Fresh and dried chili peppers were evaluated in an August 2015 cohort study published in the BMJ, which examined the association between consumption of spicy foods and cause-specific mortality. Over 500,000 Chinese adults participated in the seven-year study.
Researchers have found that daily consumption of spicy food was inversely associated with the risk of death from cancer as well as heart and respiratory diseases. Additionally, eating spicy foods more frequently reduced the risk of death due to infections in women.
Read more: Are Hot Peppers Good for You?
However, the U.S. National Library of Medicine reports that the over-consumption of red peppers may cause side effects, including stomach irritation and/or indigestion, sweating, flushing and a runny nose. Prolonged intake of red peppers in large amounts can lead to more serious outcomes like liver damage and spikes in blood pressure.
Red peppers are not recommended to people with gastrointestinal conditions. An October 2013 study published in the World Journal of Gastroenterology assessed the dietary habits of 4,763 participants. Researchers concluded that consumption of spicy foods was associated with irritable bowel syndrome (IBS), particularly in women.
Another study published in September 2016 in Neurogastroenterology and Mortality has found that upper GI tract symptoms were more common in women and people who consumed large amounts of spicy foods or were in a younger age group. Intermountain Healthcare advises that you cut out spicy foods from your diet if you have diverticulitis.
- Iranian Journal of Basic Medical Sciences: "A Review of the Effects of Capsicum Annuum L. and Its Constituent, Capsaicin, in Metabolic Syndrome"
- U.S. National Library of Medicine: PubChem: "Capsaicin"
- American Chemical Society: "Hot Peppers: Muy Caliente"
- U.S. National Library of Medicine: PubChem: "Casein"
- Monell Center: "Monell Taste Primer"
- USDA: "Nutrition Facts for Red Chili Peppers"
- BMJ: "Consumption of Spicy Foods and Total and Cause Specific Mortality: Population Based Cohort Study"
- US National Library of Medicine: "Capsicum"
- Neurogastroenterology and Mortality: "Consumption of Spicy Foods and the Prevalence of Irritable Bowel Syndrome"

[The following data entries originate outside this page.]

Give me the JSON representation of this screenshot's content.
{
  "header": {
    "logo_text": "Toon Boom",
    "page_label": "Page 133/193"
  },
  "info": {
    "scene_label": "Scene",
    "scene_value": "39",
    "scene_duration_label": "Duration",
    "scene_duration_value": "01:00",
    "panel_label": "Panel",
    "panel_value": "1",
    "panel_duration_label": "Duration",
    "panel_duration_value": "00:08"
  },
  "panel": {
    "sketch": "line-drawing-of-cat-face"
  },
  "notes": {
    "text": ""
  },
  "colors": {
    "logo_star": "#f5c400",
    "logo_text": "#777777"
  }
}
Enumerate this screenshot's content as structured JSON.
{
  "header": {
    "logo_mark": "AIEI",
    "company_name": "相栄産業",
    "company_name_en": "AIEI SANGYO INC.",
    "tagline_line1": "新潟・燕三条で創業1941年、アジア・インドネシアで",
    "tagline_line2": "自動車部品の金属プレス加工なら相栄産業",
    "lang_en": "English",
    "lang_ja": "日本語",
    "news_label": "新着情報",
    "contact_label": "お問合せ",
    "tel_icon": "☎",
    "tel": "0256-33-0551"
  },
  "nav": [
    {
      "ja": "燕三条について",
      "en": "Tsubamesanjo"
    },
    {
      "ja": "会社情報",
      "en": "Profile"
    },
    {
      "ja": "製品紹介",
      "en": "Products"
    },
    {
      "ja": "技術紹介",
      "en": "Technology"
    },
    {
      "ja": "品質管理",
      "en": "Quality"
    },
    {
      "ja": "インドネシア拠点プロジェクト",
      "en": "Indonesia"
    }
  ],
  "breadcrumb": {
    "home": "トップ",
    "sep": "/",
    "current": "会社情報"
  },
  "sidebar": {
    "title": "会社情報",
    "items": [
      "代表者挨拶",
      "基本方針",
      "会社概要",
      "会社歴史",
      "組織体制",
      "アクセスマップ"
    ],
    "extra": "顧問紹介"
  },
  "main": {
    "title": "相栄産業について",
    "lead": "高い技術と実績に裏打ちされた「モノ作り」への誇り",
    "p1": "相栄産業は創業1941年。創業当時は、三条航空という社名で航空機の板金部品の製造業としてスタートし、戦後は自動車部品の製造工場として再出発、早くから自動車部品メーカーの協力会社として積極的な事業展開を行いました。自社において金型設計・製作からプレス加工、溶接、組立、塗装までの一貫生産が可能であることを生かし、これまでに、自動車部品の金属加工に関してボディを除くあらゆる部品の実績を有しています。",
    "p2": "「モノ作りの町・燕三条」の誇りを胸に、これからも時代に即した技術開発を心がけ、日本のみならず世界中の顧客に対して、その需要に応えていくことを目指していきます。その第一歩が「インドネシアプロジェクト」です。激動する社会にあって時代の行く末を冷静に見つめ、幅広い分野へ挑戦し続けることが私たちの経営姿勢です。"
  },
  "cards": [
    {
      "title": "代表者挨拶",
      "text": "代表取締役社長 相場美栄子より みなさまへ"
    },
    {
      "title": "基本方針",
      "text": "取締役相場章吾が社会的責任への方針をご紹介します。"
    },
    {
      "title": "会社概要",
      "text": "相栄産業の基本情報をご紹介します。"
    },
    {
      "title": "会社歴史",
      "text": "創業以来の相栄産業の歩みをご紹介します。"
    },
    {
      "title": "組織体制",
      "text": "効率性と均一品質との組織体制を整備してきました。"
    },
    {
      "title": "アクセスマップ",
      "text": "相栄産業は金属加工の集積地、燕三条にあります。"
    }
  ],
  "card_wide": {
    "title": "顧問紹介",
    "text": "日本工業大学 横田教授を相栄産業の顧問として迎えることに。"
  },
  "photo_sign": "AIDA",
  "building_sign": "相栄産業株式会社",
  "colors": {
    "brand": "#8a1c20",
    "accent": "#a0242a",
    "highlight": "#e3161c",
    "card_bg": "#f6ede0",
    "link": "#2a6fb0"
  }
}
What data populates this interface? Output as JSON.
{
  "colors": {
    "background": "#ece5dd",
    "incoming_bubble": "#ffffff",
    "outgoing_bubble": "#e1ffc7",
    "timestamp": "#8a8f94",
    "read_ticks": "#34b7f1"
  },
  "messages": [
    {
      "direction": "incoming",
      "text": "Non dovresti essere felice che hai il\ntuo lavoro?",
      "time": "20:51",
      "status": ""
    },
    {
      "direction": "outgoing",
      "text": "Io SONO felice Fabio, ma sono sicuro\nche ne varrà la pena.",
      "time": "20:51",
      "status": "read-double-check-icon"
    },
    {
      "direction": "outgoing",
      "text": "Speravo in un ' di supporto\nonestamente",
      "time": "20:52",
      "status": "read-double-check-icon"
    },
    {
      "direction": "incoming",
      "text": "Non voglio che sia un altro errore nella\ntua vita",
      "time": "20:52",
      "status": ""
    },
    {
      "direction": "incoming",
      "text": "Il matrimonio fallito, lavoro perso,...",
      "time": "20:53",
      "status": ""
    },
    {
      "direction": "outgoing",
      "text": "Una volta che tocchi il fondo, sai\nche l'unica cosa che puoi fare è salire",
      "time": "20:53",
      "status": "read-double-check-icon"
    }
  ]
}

- Neurogastroenterology and Mortality: "A Prospective Study on Symptom Generation According to Spicy Food Intake and TRPV1 Genotypes in Functional Dyspepsia Patients"
- Intermountain Healthcare: "Diverticulosis"
- USDA: "Nutrition Facts for Oranges"